Australians urged to request stethoscope heart checks from their GPs

More than 250,000 people are estimated to be living with undiagnosed heart valve disease.



This national Heart Valve Disease Awareness Week (21st–27thFebruary 2022), hearts4heart is urging Australians over the age of 60 to ask their General Practitioner (GP) for a stethoscope heart check.


Heart valve disease is a common, serious, but treatable condition if identified early. It can be diagnosed by doing a simple stethoscope heart check.


Though due to a stethoscope check not being included in the Medicare Benefit Schedule (MBS) heart health assessment, it is up to the patient to request one. With so many patients being unaware of this, 90 per cent of those suffering from aortic stenosis currently do not make it to treatment. Signs of heart valve disease are easily identifiable by a clinician doing a physical examination. Heart valve lesions have a characteristic murmur that can be heard with a stethoscope, which is why including this in routine heart health checks is so important.


Aortic stenosis is one of the most serious, yet most common types of heart valve disease in Australia, with a huge 1 in 8 people aged over 75 affected by the disease.
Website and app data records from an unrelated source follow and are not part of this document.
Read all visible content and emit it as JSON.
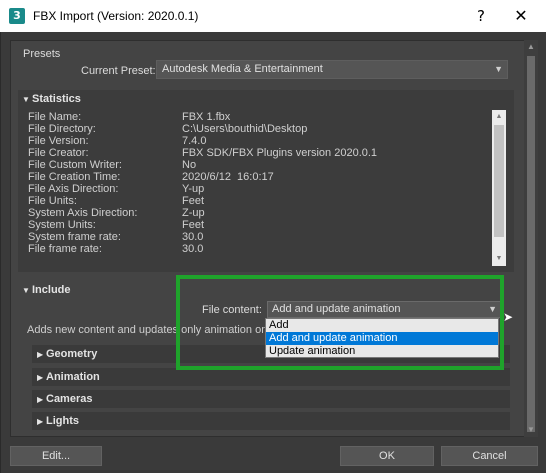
{
  "window": {
    "app_icon": "3",
    "title": "FBX Import (Version: 2020.0.1)",
    "help": "?",
    "close": "✕"
  },
  "presets": {
    "group_label": "Presets",
    "current_preset_label": "Current Preset:",
    "current_preset_value": "Autodesk Media & Entertainment"
  },
  "statistics": {
    "header": "Statistics",
    "rows": [
      {
        "label": "File Name:",
        "value": "FBX 1.fbx"
      },
      {
        "label": "File Directory:",
        "value": "C:\\Users\\bouthid\\Desktop"
      },
      {
        "label": "File Version:",
        "value": "7.4.0"
      },
      {
        "label": "File Creator:",
        "value": "FBX SDK/FBX Plugins version 2020.0.1"
      },
      {
        "label": "File Custom Writer:",
        "value": "No"
      },
      {
        "label": "File Creation Time:",
        "value": "2020/6/12  16:0:17"
      },
      {
        "label": "File Axis Direction:",
        "value": "Y-up"
      },
      {
        "label": "File Units:",
        "value": "Feet"
      },
      {
        "label": "System Axis Direction:",
        "value": "Z-up"
      },
      {
        "label": "System Units:",
        "value": "Feet"
      },
      {
        "label": "System frame rate:",
        "value": "30.0"
      },
      {
        "label": "File frame rate:",
        "value": "30.0"
      }
    ]
  },
  "include": {
    "header": "Include",
    "file_content_label": "File content:",
    "file_content_value": "Add and update animation",
    "description": "Adds new content and updates only animation on m",
    "dropdown_options": [
      {
        "label": "Add",
        "selected": false
      },
      {
        "label": "Add and update animation",
        "selected": true
      },
      {
        "label": "Update animation",
        "selected": false
      }
    ],
    "subsections": [
      "Geometry",
      "Animation",
      "Cameras",
      "Lights"
    ]
  },
  "buttons": {
    "edit": "Edit...",
    "ok": "OK",
    "cancel": "Cancel"
  },
  "colors": {
    "highlight": "#1fa32b",
    "selection": "#0078d7"
  }
}
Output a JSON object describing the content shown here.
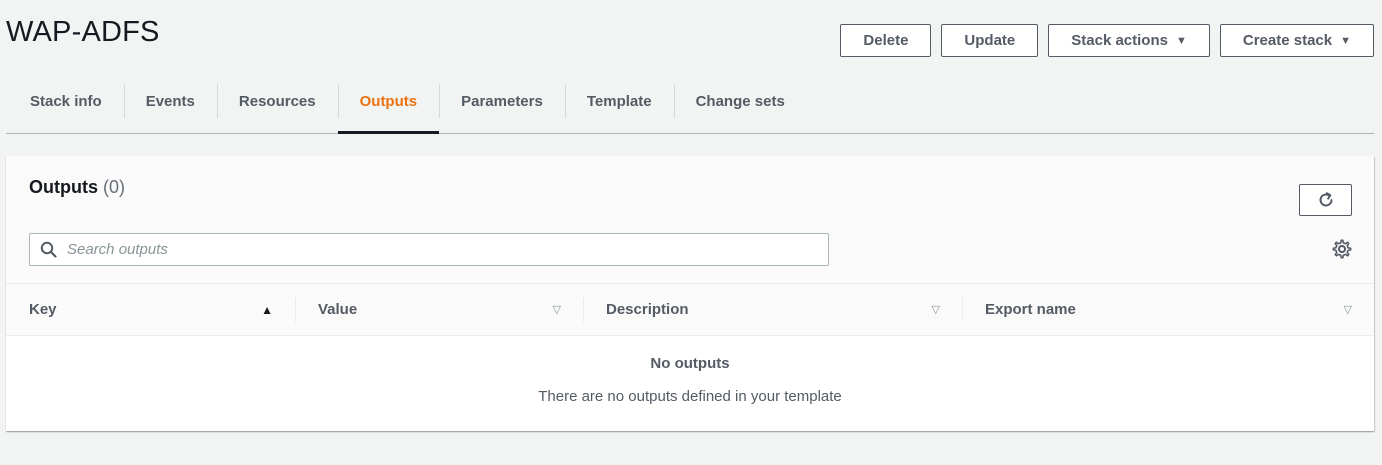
{
  "page": {
    "title": "WAP-ADFS"
  },
  "actions": {
    "delete": "Delete",
    "update": "Update",
    "stack_actions": "Stack actions",
    "create_stack": "Create stack"
  },
  "tabs": [
    {
      "label": "Stack info"
    },
    {
      "label": "Events"
    },
    {
      "label": "Resources"
    },
    {
      "label": "Outputs",
      "active": true
    },
    {
      "label": "Parameters"
    },
    {
      "label": "Template"
    },
    {
      "label": "Change sets"
    }
  ],
  "outputs": {
    "title": "Outputs",
    "count": "(0)",
    "search_placeholder": "Search outputs",
    "columns": [
      {
        "label": "Key",
        "sort": "ascending"
      },
      {
        "label": "Value",
        "sort": "none"
      },
      {
        "label": "Description",
        "sort": "none"
      },
      {
        "label": "Export name",
        "sort": "none"
      }
    ],
    "empty_title": "No outputs",
    "empty_text": "There are no outputs defined in your template"
  },
  "icons": {
    "search": "search-icon",
    "refresh": "refresh-icon",
    "settings": "gear-icon",
    "dropdown": "caret-down-icon"
  },
  "colors": {
    "accent": "#ec7211",
    "text": "#16191f",
    "muted": "#545b64",
    "background": "#f2f3f3"
  }
}
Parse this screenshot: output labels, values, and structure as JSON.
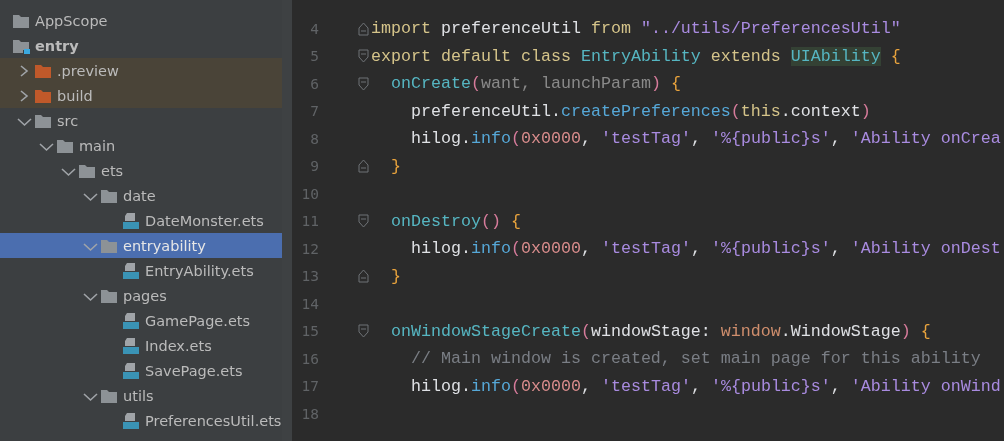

While aortic stenosis can be easily diagnosed through a heart check with a stethoscope during a GP visit, a stethoscope check is not currently included in the MBS item for a heart health assessment, therefore it is not offered to patients voluntarily.


According to recent data, 53 per cent of GPs say they are not checking a patient’s heart at all unless they ask for it. Of the GPs that are offering heart checks to their patients, very few are offering a stethoscope check. Some GPs admitted they are not aware of the symptoms associated with heart valve disease, making it more difficult to diagnose and treat.


Professor Tom Marwick, Cardiologist at the Baker Heart and Diabetes Institute, said:“Heart valve disease is common, serious and treatable. The first step to diagnosis is recognising that exercise intolerance may not just be due to ageing. If you cannot do what you could do last year, see your doctor, and ask them to listen to your heart.


“The heart check is currently being under-utilised across the country. With a minor MBS change such as including a stethoscope check, it could be used to support GPs in the diagnosis of many at-risk Australians with heart valve disease, particularly older people, as cardiac risk increases with age.’’


“GPs are doing their utmost for at-risk patients, and this change to the MBS would enable them to do even more in supporting their patients and diagnosing heart valve disease.”


More than half a million Australians were living with heart valve disease in 2021, with an estimated 254,000people currently living with the disease undiagnosed. Time is the most significant barrier that prevents elderly patients over the age of 65 having routine stethoscope checks of their heart.


Professor Jason Kovacic, Executive Director of the Victor Chang Cardiac Research Institute,said: “Too many Australians are unaware of heart valve disease, which if left untreated can lead to heart failure and even death. It’s incredibly important to be alert for the symptoms, which can range from palpitations to shortness of breath.’’


He continued: “Talk to your GP to get your heart checked thoroughly, including a stethoscope check. Whilst a diagnosis of heart valve disease can be confronting, the good news is that in most cases it can be treated very successfully.”


Heart valve disease symptoms include:

  • Shortness of breath
  • Fatigue
  • Dizziness
  • Difficulty when exercising
  • Chest pain
  • Swollen ankles and feet
  • A rapid/irregular heartbeat.


This Heart Valve Disease Awareness Week, heart4heart is encouraging Australians aged over the age of 60 to request a stethoscope heart check when visiting their GP. Aortic stenosis gets progressively worse over time, and without treatment, patients with severe symptoms only have a 50per cent chance of survival within the next two years. Early detection of this disease is key.


Chief Executive Officer of hearts4heart, Tanya Hall, concluded: “We’re urging everyone over 60 to become aware of their heart health, and to ask their GP for a simple stethoscope heart check. Early detection is so important for heart valve disease, and when identified early, it is a treatable condition.”


For more information,go to


See also - Baker Heart and Diabetes Institute, Our Hidden Ageing: Time to listen to the heart 2021 at


22 February 2022.